  • Active Comparator: Rituximab Treatment Arm
    Patients randomized to the RTX arm will receive 1000 mg IV on Days 1 and 15. Patients who achieve complete remission at 6 months will not be retreated. A second course of RTX 1000 mg IV will be administered at study month 6 for individuals who have not achieved a complete remission, but have achieved a minimum of >25% reduction in Time 0 proteinuria. Dosing at study month 6 will be independent of CD19+ B cell count.
    Intervention: Drug: Rituximab
  • Active Comparator: Cyclosporine Treatment Arm
    Patients randomized to the Cyclosporine arm will be started at a dose of CsA = 3.5 mg/kg/day p.o. divided into 2 equal doses given at 12 hour intervals. Target trough CsA blood levels are 125 to 175 ng/ml. Patients will have their doses adjusted according to their blood levels of CSA as monitored every 2 weeks until the target trough level is reached. If a complete remission is achieved by 6 months, CSA will be tapered and discontinued over a three-month period. If after 6 months there has not been a reduction in proteinuria of at least 25% of baseline values, the drug will also be discontinued. If there has been a >25% reduction in baseline proteinuria (but not complete remission) the CSA will be continued for an additional 6 months.
    Intervention: Drug: Cyclosporine
Not Provided

*   Includes publications given by the data provider as well as publications identified by ClinicalTrials.gov Identifier (NCT Number) in Medline.
 
Recruiting
126
June 2016
January 2016   (final data collection date for primary outcome measure)

Inclusion Criteria

  • Idiopathic MN with diagnostic biopsy
  • Female, must be post-menopausal, surgically sterile or practicing a medically approved method of contraception(no birth-control pill)
  • Must be off prednisone or mycophenolate mofetil for >1 month and alkylating agents for >6 months.
  • ACEi and/or ARB, for >3 months prior to randomization and adequate blood pressure (target BP <130/80 mmHg in >75% of the readings, but subjects with BP <140/80 mmHg in >75% of the readings will be eligible). Patients with documented evidence of >3 months treatment with maximal angiotensin II blockade, on an HMG-CoA reductase inhibitor, and BP control (BP <140/80 mmHg in >75% of the readings) who remain with proteinuria >5g/24h may enter and be randomized to RTX/CSA without the need of the run-in/conservative phase of the study.
  • Proteinuria >5g/24h on two 24-hour urine collection collected within 14 days of each other
  • Estimated GFR ≥40 ml/min/1.73m2 while taking ACEi/ARB therapy OR quantified endogenous creatinine clearance >40 ml/min/1.73m2 based on a 24-hour urine collection.

Exclusion Criteria
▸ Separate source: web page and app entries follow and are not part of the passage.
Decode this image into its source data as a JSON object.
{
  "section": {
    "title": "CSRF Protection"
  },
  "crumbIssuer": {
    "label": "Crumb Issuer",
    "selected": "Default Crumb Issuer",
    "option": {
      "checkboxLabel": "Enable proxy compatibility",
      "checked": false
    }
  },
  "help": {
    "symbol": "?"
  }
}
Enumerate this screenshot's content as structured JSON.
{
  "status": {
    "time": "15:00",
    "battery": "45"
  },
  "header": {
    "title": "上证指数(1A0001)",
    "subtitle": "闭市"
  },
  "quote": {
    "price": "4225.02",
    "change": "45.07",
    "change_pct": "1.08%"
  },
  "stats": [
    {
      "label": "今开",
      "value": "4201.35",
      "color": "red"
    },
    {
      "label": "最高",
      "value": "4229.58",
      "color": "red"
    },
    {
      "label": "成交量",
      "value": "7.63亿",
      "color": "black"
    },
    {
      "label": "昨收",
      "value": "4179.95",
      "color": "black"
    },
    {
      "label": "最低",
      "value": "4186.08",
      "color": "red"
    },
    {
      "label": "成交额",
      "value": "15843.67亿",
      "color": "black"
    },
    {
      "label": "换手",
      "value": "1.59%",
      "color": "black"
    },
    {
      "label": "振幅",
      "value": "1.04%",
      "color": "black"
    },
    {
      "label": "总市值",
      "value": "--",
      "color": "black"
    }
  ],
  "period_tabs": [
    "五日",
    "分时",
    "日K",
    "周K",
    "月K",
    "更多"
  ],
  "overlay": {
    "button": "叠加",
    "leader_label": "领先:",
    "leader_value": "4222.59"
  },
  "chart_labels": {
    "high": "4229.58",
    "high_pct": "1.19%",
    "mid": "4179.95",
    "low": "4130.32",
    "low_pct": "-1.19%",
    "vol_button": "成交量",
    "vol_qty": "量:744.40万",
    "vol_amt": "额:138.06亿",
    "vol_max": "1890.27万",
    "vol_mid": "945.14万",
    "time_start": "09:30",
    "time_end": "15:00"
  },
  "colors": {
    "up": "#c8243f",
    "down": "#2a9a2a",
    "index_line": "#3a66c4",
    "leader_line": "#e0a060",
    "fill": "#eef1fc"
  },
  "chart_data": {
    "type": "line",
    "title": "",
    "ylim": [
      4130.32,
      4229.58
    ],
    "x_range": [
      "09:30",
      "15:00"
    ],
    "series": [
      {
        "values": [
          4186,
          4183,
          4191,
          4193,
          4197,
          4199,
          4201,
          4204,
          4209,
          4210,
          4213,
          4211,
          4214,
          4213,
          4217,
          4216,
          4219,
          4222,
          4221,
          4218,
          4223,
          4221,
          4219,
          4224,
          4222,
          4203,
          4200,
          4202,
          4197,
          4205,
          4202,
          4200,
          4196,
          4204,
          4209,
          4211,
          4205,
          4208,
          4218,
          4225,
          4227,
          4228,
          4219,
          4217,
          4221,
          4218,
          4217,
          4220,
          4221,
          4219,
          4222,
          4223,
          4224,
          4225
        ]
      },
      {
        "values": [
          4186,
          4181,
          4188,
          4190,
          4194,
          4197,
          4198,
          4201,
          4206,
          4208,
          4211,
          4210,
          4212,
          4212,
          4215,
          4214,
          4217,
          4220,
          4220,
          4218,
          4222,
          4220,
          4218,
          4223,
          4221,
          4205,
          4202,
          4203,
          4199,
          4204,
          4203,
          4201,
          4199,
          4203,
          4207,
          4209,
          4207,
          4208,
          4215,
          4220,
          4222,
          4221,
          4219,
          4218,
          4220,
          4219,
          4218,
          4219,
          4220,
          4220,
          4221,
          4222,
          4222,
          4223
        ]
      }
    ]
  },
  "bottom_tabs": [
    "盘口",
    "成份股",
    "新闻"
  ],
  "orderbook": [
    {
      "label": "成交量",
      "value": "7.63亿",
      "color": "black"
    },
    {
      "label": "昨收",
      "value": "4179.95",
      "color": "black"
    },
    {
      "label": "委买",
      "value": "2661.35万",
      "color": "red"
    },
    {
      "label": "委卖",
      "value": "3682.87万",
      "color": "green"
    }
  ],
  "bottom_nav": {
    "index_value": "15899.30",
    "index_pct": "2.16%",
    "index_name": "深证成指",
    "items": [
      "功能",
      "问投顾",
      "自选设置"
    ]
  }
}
  • Presence of active infection or a secondary cause of MN (e.g. hepatitis B, SLE, medications, malignancies). Testing for HIV, Hepatitis B and C should have occurred <2 years prior to enrollment into the study.
  • Type 1 or 2 diabetes mellitus: to exclude proteinuria secondary to diabetic nephropathy. Patients who have recent history of steroid induced diabetes but no evidence on renal biopsy performed within 6 months of entry into the study are eligible for enrollment.
  • Pregnancy or breast feeding for safety reasons
  • History of resistance to CSA (or other calcineurin inhibitors, e.g. tacrolimus), RTX or alkylating agents (e.g. Cytoxan). Patients who previously responded to CSA/CNI, RTX or alkylating agents with either a CR or PR but relapsed off CSA/CNI after 3 months or relapsed off RTX or alkylating agent after 6 months are eligible.
Both
18 Years to 80 Years
No
Contact: Fernando C. Fervenza, MD, PhD 507-266-1045 fervenza.fernando@mayo.edu
Contact: Lori A. Riess 507-266-1047 riess.lori@mayo.edu
United States,   Canada
 
NCT01180036
10-003372
Yes
Fernando Fervenza, Mayo Clinic
Mayo Clinic
Not Provided
Principal Investigator: Fernando C. Fervenza, M.D., Ph.D. Mayo Clinic
Mayo Clinic
September 2014

ICMJE     Data element required by the International Committee of Medical Journal Editors and the World Health Organization ICTRP